Spending the entirety of a career working in coal mines presents serious health risks. Far too many find their ability to continue in their job suddenly at an end following a black lung disease diagnosis.
Awareness of the deadly affliction has forced coal companies to ramp up safety measures to protect these dedicated and hard-working employees. However, data from the Coal Workers Health Surveillance Program (CWHSP) that provides health screening services to miners reveals that those efforts may not be enough.

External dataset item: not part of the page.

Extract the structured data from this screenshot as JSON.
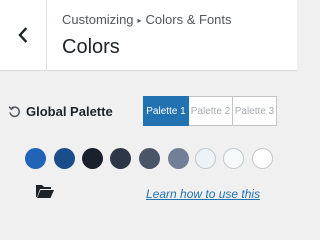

According to the National Institute for Occupational Safety and Health (NIOSH), black lung cases have risen by three percent. Ten percent of coal miners working in mines for at least 25 years were diagnosed with the disease. Central Appalachia – composed of Kentucky, Virginia, and West Virginia – was hardest hit with one in five, representing the largest number in 25 years.
Progressive massive fibrosis (PMF) is the most serious form of black lung disease. It is also experiencing a significant increase from 0.08 percent in the 1990s.

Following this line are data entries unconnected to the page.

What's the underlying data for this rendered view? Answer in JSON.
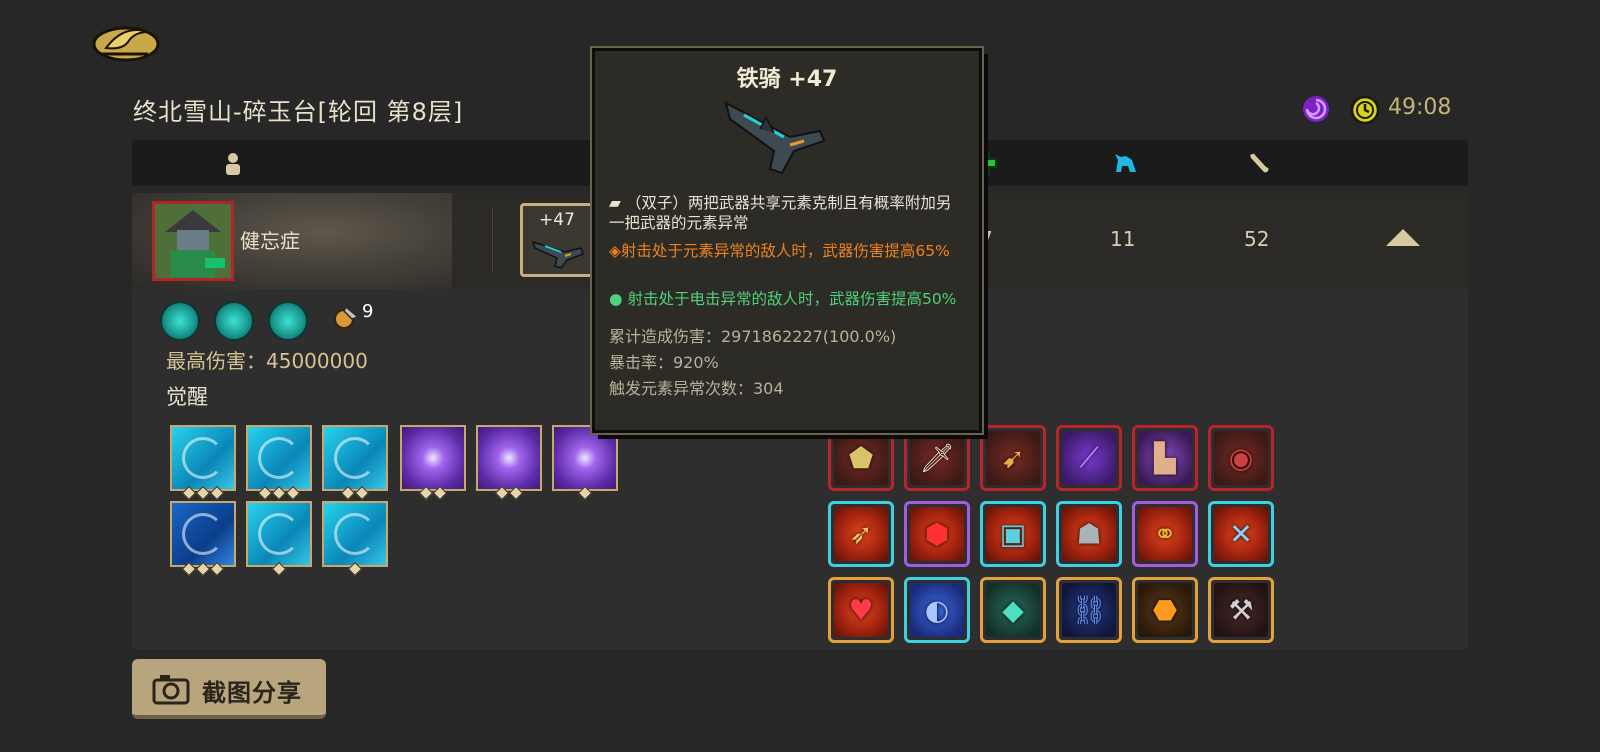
{
  "top": {
    "level_title": "终北雪山-碎玉台[轮回 第8层]",
    "timer": "49:08"
  },
  "player": {
    "name": "健忘症",
    "weapon_level": "+47",
    "stats": [
      "7",
      "11",
      "52"
    ]
  },
  "details": {
    "coin_count": "9",
    "max_damage": "最高伤害：45000000",
    "partial_percent": "%",
    "awaken_label": "觉醒"
  },
  "tooltip": {
    "title": "铁骑 +47",
    "desc": "（双子）两把武器共享元素克制且有概率附加另一把武器的元素异常",
    "bullet_orange": "射击处于元素异常的敌人时，武器伤害提高65%",
    "bullet_green": "射击处于电击异常的敌人时，武器伤害提高50%",
    "stat_damage": "累计造成伤害：2971862227(100.0%)",
    "stat_crit": "暴击率：920%",
    "stat_trigger": "触发元素异常次数：304"
  },
  "share": {
    "label": "截图分享"
  },
  "colors": {
    "background": "#272727",
    "accent_gold": "#c7b07c",
    "orange_text": "#f0821e",
    "green_text": "#4fd07a",
    "rarity_red": "#b8232c",
    "rarity_cyan": "#3ed0e1",
    "rarity_violet": "#a45be0",
    "rarity_orange": "#e2a13a"
  }
}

The numbers are particularly alarming considering that the proposition of miners screened for the disease was at its lowest level in the latter part of the 1990s. Researchers believe that evidence of risking diagnoses has been evident since 2000.

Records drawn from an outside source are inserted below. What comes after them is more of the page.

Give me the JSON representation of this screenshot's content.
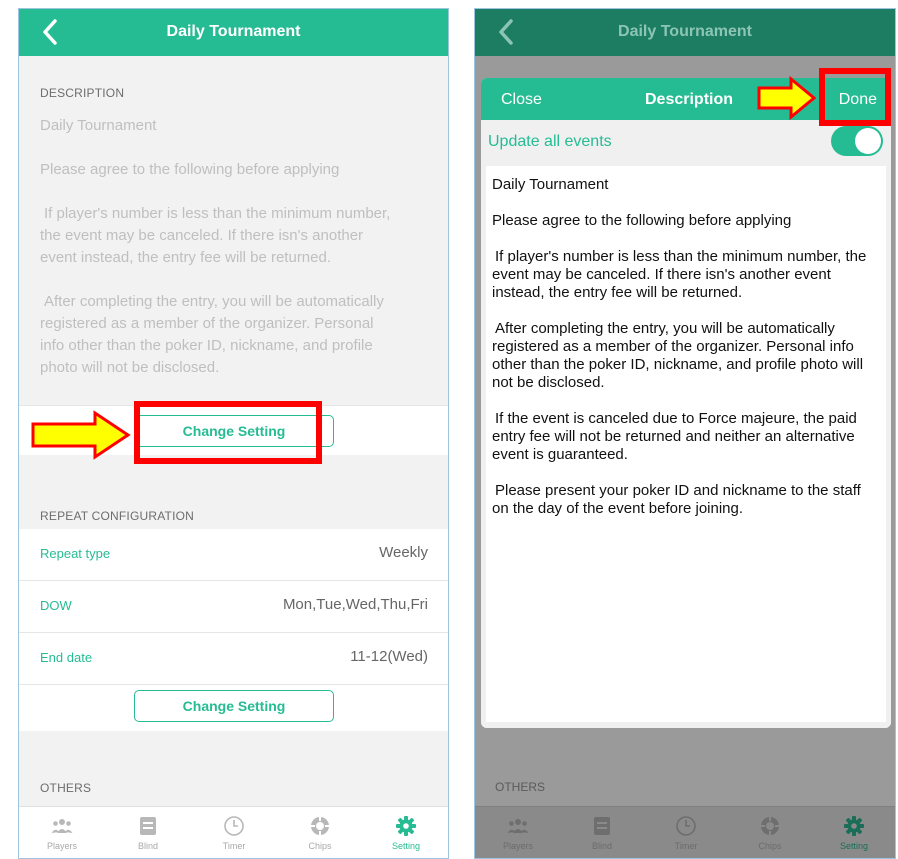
{
  "left": {
    "title": "Daily Tournament",
    "description_header": "DESCRIPTION",
    "description": [
      "Daily Tournament",
      "Please agree to the following before applying",
      "If player's number is less than the minimum number, the event may be canceled. If there isn's another event instead, the entry fee will be returned.",
      "After completing the entry, you will be automatically registered as a member of the organizer. Personal info other than the poker ID, nickname, and profile photo will not be disclosed."
    ],
    "change_setting_1": "Change Setting",
    "repeat_header": "REPEAT CONFIGURATION",
    "rows": [
      {
        "label": "Repeat type",
        "value": "Weekly"
      },
      {
        "label": "DOW",
        "value": "Mon,Tue,Wed,Thu,Fri"
      },
      {
        "label": "End date",
        "value": "11-12(Wed)"
      }
    ],
    "change_setting_2": "Change Setting",
    "others_header": "OTHERS"
  },
  "right": {
    "title": "Daily Tournament",
    "modal": {
      "close": "Close",
      "title": "Description",
      "done": "Done",
      "update_all": "Update all events",
      "toggle_on": true,
      "text": [
        "Daily Tournament",
        "Please agree to the following before applying",
        " If player's number is less than the minimum number, the event may be canceled. If there isn's another event instead, the entry fee will be returned.",
        " After completing the entry, you will be automatically registered as a member of the organizer. Personal info other than the poker ID, nickname, and profile photo will not be disclosed.",
        " If the event is canceled due to Force majeure, the paid entry fee will not be returned and neither an alternative event is guaranteed.",
        " Please present your poker ID and nickname to the staff on the day of the event before joining."
      ]
    },
    "others_header": "OTHERS"
  },
  "tabs": [
    {
      "label": "Players",
      "icon": "players-icon"
    },
    {
      "label": "Blind",
      "icon": "blind-icon"
    },
    {
      "label": "Timer",
      "icon": "timer-icon"
    },
    {
      "label": "Chips",
      "icon": "chips-icon"
    },
    {
      "label": "Setting",
      "icon": "gear-icon"
    }
  ],
  "colors": {
    "accent": "#26bc93",
    "annotation_red": "#ff0000",
    "annotation_arrow": "#ffff00"
  }
}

Newly implemented protections to stop coal mine dust exposure and identify black lung in early stages is of paramount importance to coal miners in the United States. Medical screenings can better detect and control dust. The recent approval of real-time dust samplers by the U.S. Mine Safety and Health Administration can make a difference as well.